He simply materialized in front of my snow glazed eyes. I could not mistake his helmetless visage, his orange jersey with black numerals, gold pants and black high-top shoes. He didn’t speak to me; and I hadn't passed out. Nevertheless, at that moment, in that place, in my physical exhaustion, Ed's visitation seemed entirely plausible. In a split second, like a condemned man who sees his life flash before him as he is about to be executed by a firing squad, I was reunited with Ed. I saw us meeting for the first time in the summer of 1958 at Weequahic Park. I saw myself shaking hands with his gaunt, steel beam of a father. I remembered us beating Linden in the first game we played together. I saw us in the rain and in the mud. I saw him repeating numbing practice drills when everyone else was ready to quit.
Miraculously, his sudden appearance in my mind’s eye filled me with an adrenalin-like surge of energy; and then I was standing in the semicircular grouping of our huddle. I was the last one to get back. I said nothing. I put my hands between my legs for warmth, listened to the play, and then struggled again to hear the quarter back’s count. We lost by two points. In time, I forgot about this hallucinatory athletic moment.
More of my thoughts on Eddie Barker continues March 4, 2022 in the “WHS Note.” Warren.
Ray Drake’s (1/50) Weequahic Word Association, Part II:”

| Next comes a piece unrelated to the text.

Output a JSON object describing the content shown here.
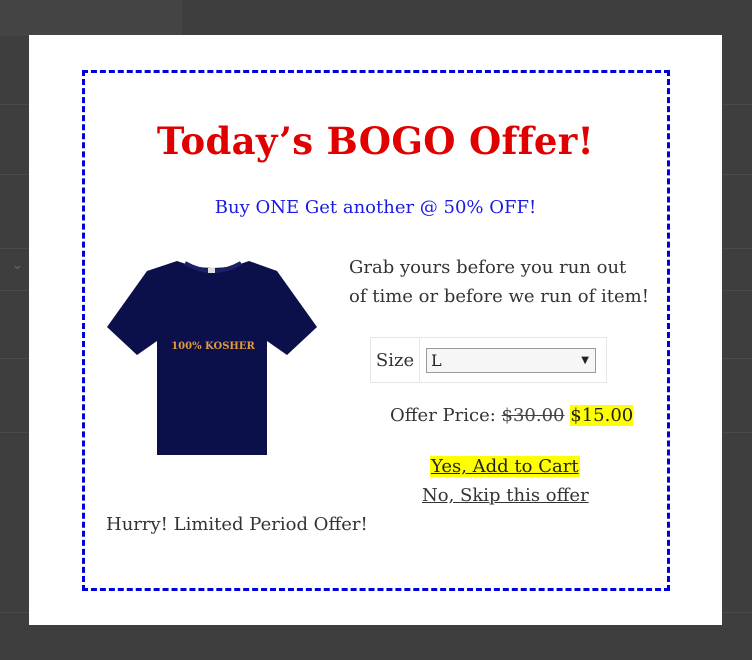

Fire House-on the corner of Leigh Avenue and Bergen Street across from the Park Movie. My next-door neighbor on Shephard Avenue fell asleep while smoking. The bed caught fire. He called to report the fire and went to the front door to unlock it. When the fire truck arrived, one of the firemen came running to the unlocked front door and without trying it smashed the upper glass portion of the door with an axe. He never tried the door to see if it was unlocked. They put out the fire with an extinguisher. They had to get the door repaired.
YM-YWHA on High Street-where I learned to swim in the indoor pool in the nude.

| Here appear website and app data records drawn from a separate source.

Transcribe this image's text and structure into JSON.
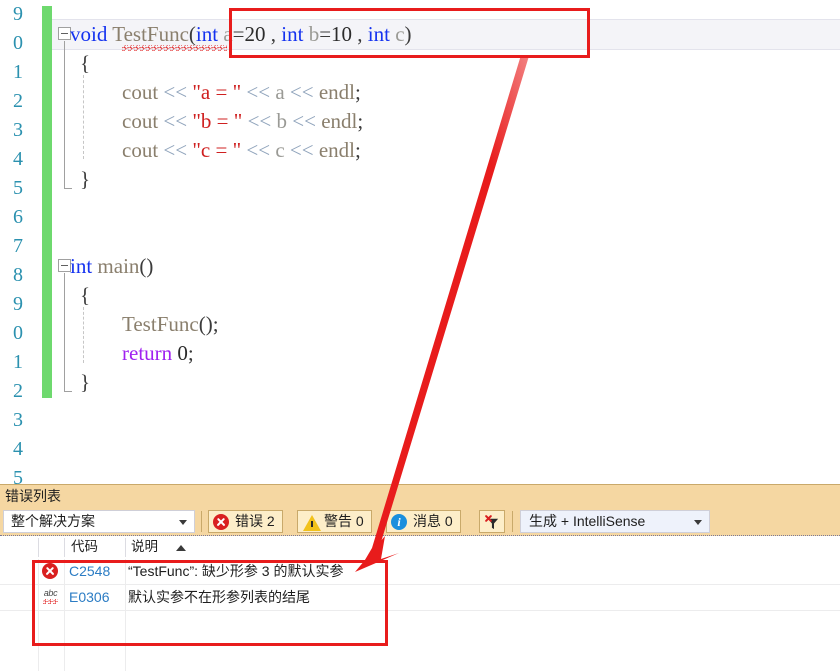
{
  "editor": {
    "line_numbers": [
      "9",
      "0",
      "1",
      "2",
      "3",
      "4",
      "5",
      "6",
      "7",
      "8",
      "9",
      "0",
      "1",
      "2",
      "3",
      "4",
      "5"
    ],
    "code_lines": [
      {
        "indent": 0,
        "tokens": [
          {
            "t": "void",
            "c": "kw"
          },
          {
            "t": " ",
            "c": "pln"
          },
          {
            "t": "TestFunc",
            "c": "fn"
          },
          {
            "t": "(",
            "c": "pln"
          },
          {
            "t": "int",
            "c": "kw"
          },
          {
            "t": " ",
            "c": "pln"
          },
          {
            "t": "a",
            "c": "id"
          },
          {
            "t": "=",
            "c": "pln"
          },
          {
            "t": "20",
            "c": "num"
          },
          {
            "t": " , ",
            "c": "pln"
          },
          {
            "t": "int",
            "c": "kw"
          },
          {
            "t": " ",
            "c": "pln"
          },
          {
            "t": "b",
            "c": "id"
          },
          {
            "t": "=",
            "c": "pln"
          },
          {
            "t": "10",
            "c": "num"
          },
          {
            "t": " , ",
            "c": "pln"
          },
          {
            "t": "int",
            "c": "kw"
          },
          {
            "t": " ",
            "c": "pln"
          },
          {
            "t": "c",
            "c": "id"
          },
          {
            "t": ")",
            "c": "pln"
          }
        ]
      },
      {
        "indent": 0,
        "tokens": [
          {
            "t": "{",
            "c": "pln"
          }
        ]
      },
      {
        "indent": 0,
        "tokens": [
          {
            "t": "cout",
            "c": "fn"
          },
          {
            "t": " ",
            "c": "pln"
          },
          {
            "t": "<<",
            "c": "op"
          },
          {
            "t": " ",
            "c": "pln"
          },
          {
            "t": "\"a = \"",
            "c": "str"
          },
          {
            "t": " ",
            "c": "pln"
          },
          {
            "t": "<<",
            "c": "op"
          },
          {
            "t": " ",
            "c": "pln"
          },
          {
            "t": "a",
            "c": "id"
          },
          {
            "t": " ",
            "c": "pln"
          },
          {
            "t": "<<",
            "c": "op"
          },
          {
            "t": " ",
            "c": "pln"
          },
          {
            "t": "endl",
            "c": "fn"
          },
          {
            "t": ";",
            "c": "pln"
          }
        ]
      },
      {
        "indent": 0,
        "tokens": [
          {
            "t": "cout",
            "c": "fn"
          },
          {
            "t": " ",
            "c": "pln"
          },
          {
            "t": "<<",
            "c": "op"
          },
          {
            "t": " ",
            "c": "pln"
          },
          {
            "t": "\"b = \"",
            "c": "str"
          },
          {
            "t": " ",
            "c": "pln"
          },
          {
            "t": "<<",
            "c": "op"
          },
          {
            "t": " ",
            "c": "pln"
          },
          {
            "t": "b",
            "c": "id"
          },
          {
            "t": " ",
            "c": "pln"
          },
          {
            "t": "<<",
            "c": "op"
          },
          {
            "t": " ",
            "c": "pln"
          },
          {
            "t": "endl",
            "c": "fn"
          },
          {
            "t": ";",
            "c": "pln"
          }
        ]
      },
      {
        "indent": 0,
        "tokens": [
          {
            "t": "cout",
            "c": "fn"
          },
          {
            "t": " ",
            "c": "pln"
          },
          {
            "t": "<<",
            "c": "op"
          },
          {
            "t": " ",
            "c": "pln"
          },
          {
            "t": "\"c = \"",
            "c": "str"
          },
          {
            "t": " ",
            "c": "pln"
          },
          {
            "t": "<<",
            "c": "op"
          },
          {
            "t": " ",
            "c": "pln"
          },
          {
            "t": "c",
            "c": "id"
          },
          {
            "t": " ",
            "c": "pln"
          },
          {
            "t": "<<",
            "c": "op"
          },
          {
            "t": " ",
            "c": "pln"
          },
          {
            "t": "endl",
            "c": "fn"
          },
          {
            "t": ";",
            "c": "pln"
          }
        ]
      },
      {
        "indent": 0,
        "tokens": [
          {
            "t": "}",
            "c": "pln"
          }
        ]
      },
      {
        "indent": 0,
        "tokens": [
          {
            "t": "int",
            "c": "kw"
          },
          {
            "t": " ",
            "c": "pln"
          },
          {
            "t": "main",
            "c": "fn"
          },
          {
            "t": "()",
            "c": "pln"
          }
        ]
      },
      {
        "indent": 0,
        "tokens": [
          {
            "t": "{",
            "c": "pln"
          }
        ]
      },
      {
        "indent": 0,
        "tokens": [
          {
            "t": "TestFunc",
            "c": "fn"
          },
          {
            "t": "();",
            "c": "pln"
          }
        ]
      },
      {
        "indent": 0,
        "tokens": [
          {
            "t": "return",
            "c": "kw2"
          },
          {
            "t": " ",
            "c": "pln"
          },
          {
            "t": "0",
            "c": "num"
          },
          {
            "t": ";",
            "c": "pln"
          }
        ]
      },
      {
        "indent": 0,
        "tokens": [
          {
            "t": "}",
            "c": "pln"
          }
        ]
      }
    ],
    "plain_text_lines": [
      "void TestFunc(int a=20 , int b=10 , int c)",
      "{",
      "    cout << \"a = \" << a << endl;",
      "    cout << \"b = \" << b << endl;",
      "    cout << \"c = \" << c << endl;",
      "}",
      "int main()",
      "{",
      "    TestFunc();",
      "    return 0;",
      "}"
    ]
  },
  "error_panel": {
    "title": "错误列表",
    "scope_filter": "整个解决方案",
    "toggles": [
      {
        "icon": "error-icon",
        "label": "错误 2"
      },
      {
        "icon": "warning-icon",
        "label": "警告 0"
      },
      {
        "icon": "info-icon",
        "label": "消息 0"
      }
    ],
    "clear_filter_icon": "clear-filter-icon",
    "build_source": "生成 + IntelliSense",
    "columns": [
      "代码",
      "说明"
    ],
    "sort_column": "说明",
    "sort_direction": "ascending",
    "rows": [
      {
        "icon": "error-icon",
        "code": "C2548",
        "description": "“TestFunc”: 缺少形参 3 的默认实参"
      },
      {
        "icon": "intellisense-icon",
        "code": "E0306",
        "description": "默认实参不在形参列表的结尾"
      }
    ]
  },
  "annotations": {
    "signature_highlight_box": "red-rectangle-around-function-parameters",
    "error_rows_highlight_box": "red-rectangle-around-error-rows",
    "pointer_arrow": "red-arrow-from-signature-to-error-list",
    "accent_color": "#e81c1c"
  }
}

Mr. Ben Epstein-my Homeroom and Biology Class teacher who was a Socialist. He trimmed his mustache between classes. After the National Scholastic monthly news bulletin appeared in October of 1950 reporting my election as National Vice President of Junior Achievement Companies, he would call me Mr. NAM (National Association of Manufacturers).
Phil Roth-always wore short sleeve sweaters.
Weequahic basketball team-State Champs for my freshman and sophomore years.
Larkey's Store-was on the corner of Halstead and Market Streets downtown where I bought my first long pants and stopped wearing knickers. Ray
Sandy Margolis- lived on Shephard Avenue and had a pair of Tom Mix cap guns with holsters.
Phyllis Henig-lived across the street and once took me to Olympic Park in Irvington.
Dave Breitkoff-lived at 149 Shephard and could kick a football in the street from light pole to light pole.
Roger Soloman-of Shephard Avenue whose family had a TV and we watched Texaco Théâtre on Tuesday evenings.
Joan Del Gercio -was Phyllis Henig’s best friend and her dad worked for the Newark Sanitation Department.
Julius Kohn's butcher store-on Bergen Street where Bill was his assistant. I worked there after school and on Saturdays for 4 years as a delivery boy on a bicycle with a big basket and small front wheel.
Snacks at work were ham slices with a slice of cheese and sauerkraut rolled up like a fat cigar.
Lyons Avenue apartments-near Elizabeth Avenue where Mayor Ellenstein lived and his maid gave me 25 cent tips when I delivered there.
Jack Tabachnick’s Deli-on Bergen Street near Lyons Av where they had barrels in front of the counters filled with pickles and green tomatoes. He sold the best tongue sandwich on rye.
Look for Part III in the next edition of the “WHS Note” on March 4, 2022. Ray